▶ _GOAL OF THE EXERCISE_:
The answer must consist of every line below containing "data".

Records excerpted from a collection
Start of Block
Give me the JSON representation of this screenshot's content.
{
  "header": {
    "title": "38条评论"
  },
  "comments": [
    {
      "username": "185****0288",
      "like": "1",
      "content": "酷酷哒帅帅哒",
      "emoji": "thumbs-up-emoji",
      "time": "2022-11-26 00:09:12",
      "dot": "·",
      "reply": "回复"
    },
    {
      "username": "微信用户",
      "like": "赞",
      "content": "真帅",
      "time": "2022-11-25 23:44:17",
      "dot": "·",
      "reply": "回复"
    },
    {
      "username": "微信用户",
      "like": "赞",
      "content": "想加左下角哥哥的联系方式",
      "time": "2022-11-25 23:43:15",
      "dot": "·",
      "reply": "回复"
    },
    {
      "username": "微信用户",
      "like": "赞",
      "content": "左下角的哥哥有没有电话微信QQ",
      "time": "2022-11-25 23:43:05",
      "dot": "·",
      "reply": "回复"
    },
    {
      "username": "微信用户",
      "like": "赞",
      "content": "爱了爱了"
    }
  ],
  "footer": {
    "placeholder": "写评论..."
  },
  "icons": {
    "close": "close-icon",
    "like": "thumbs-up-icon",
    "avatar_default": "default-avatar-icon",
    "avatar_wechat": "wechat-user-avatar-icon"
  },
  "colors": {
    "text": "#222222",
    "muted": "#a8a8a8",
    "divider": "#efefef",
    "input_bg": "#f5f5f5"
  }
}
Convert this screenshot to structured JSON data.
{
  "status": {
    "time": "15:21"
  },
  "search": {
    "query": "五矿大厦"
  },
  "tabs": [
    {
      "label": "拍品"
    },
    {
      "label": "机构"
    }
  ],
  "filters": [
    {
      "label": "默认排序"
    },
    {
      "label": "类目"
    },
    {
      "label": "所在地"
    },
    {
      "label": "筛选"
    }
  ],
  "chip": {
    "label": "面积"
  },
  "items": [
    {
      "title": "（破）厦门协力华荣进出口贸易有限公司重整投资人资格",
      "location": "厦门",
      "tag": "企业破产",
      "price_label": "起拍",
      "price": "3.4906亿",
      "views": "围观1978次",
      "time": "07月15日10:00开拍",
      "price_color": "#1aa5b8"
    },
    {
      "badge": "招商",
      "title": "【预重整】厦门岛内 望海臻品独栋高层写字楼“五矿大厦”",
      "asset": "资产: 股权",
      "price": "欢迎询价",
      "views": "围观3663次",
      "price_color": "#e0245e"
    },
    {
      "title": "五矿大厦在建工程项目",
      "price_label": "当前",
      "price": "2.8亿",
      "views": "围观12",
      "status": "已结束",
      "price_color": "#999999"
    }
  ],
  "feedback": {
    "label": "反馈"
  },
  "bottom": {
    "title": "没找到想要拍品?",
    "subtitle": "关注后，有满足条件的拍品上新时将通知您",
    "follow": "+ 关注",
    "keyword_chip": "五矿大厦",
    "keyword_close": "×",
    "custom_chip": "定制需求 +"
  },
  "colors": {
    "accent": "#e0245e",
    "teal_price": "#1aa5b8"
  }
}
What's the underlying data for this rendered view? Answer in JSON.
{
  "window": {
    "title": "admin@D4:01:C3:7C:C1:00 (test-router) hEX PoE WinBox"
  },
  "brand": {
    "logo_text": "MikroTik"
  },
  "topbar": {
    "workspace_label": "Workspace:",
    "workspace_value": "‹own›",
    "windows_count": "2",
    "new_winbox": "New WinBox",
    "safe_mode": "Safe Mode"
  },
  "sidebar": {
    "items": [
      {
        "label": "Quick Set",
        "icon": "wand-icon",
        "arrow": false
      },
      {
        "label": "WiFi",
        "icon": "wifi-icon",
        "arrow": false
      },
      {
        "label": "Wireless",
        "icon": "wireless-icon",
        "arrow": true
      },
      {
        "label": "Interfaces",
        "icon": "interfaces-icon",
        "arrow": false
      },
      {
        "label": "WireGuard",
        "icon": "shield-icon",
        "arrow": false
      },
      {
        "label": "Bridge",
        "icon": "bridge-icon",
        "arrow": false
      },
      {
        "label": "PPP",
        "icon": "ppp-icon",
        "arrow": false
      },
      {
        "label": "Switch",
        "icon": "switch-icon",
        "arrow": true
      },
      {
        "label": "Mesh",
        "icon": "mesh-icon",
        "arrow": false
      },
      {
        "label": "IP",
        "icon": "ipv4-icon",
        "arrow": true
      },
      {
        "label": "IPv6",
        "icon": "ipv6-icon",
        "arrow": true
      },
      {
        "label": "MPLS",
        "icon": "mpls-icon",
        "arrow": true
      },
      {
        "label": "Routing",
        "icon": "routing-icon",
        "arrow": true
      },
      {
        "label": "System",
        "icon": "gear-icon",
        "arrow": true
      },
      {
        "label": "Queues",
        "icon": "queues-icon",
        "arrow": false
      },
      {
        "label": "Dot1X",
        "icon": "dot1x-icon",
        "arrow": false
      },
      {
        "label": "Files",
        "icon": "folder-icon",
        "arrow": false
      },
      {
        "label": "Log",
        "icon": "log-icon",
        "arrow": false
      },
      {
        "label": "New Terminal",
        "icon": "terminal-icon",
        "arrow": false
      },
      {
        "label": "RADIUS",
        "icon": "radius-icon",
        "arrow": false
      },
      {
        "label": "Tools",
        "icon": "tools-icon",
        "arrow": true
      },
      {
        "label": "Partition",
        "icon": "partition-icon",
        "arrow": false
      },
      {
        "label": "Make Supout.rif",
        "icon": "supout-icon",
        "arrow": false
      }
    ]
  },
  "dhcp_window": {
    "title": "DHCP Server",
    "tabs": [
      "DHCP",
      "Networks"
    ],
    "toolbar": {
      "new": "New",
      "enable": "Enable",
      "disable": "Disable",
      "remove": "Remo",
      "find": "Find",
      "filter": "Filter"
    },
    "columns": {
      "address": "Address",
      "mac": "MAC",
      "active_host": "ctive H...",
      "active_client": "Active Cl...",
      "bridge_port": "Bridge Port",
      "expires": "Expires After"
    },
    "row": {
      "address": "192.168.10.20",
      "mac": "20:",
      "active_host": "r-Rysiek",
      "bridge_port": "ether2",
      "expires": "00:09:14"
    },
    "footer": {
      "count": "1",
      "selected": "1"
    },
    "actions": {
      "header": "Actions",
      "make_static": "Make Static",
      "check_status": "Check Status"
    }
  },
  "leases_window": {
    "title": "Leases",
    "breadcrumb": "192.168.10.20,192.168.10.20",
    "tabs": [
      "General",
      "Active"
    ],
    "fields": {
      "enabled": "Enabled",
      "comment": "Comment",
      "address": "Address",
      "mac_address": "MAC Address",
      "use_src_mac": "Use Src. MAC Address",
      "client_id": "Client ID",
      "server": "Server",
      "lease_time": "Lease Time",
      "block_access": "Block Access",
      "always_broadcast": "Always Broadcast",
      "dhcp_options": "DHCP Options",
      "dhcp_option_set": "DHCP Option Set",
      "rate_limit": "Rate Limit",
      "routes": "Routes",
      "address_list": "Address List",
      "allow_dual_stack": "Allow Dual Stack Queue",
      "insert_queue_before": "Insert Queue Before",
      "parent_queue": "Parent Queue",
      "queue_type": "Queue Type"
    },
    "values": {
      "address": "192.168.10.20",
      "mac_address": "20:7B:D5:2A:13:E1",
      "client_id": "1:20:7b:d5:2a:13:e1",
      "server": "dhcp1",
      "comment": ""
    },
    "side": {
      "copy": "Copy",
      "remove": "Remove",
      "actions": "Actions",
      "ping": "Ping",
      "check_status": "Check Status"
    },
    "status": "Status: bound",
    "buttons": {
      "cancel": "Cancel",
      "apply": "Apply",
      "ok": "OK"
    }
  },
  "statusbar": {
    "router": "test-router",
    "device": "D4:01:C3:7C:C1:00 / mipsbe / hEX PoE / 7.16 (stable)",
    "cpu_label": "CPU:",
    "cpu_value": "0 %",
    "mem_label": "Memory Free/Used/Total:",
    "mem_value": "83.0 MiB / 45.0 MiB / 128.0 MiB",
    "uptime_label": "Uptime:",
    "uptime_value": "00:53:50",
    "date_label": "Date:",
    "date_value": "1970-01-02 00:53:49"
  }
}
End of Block
▶ _YOUR SOLUTION_:
Convert this screenshot to structured JSON data.
What's the underlying data for this rendered view? Answer in JSON.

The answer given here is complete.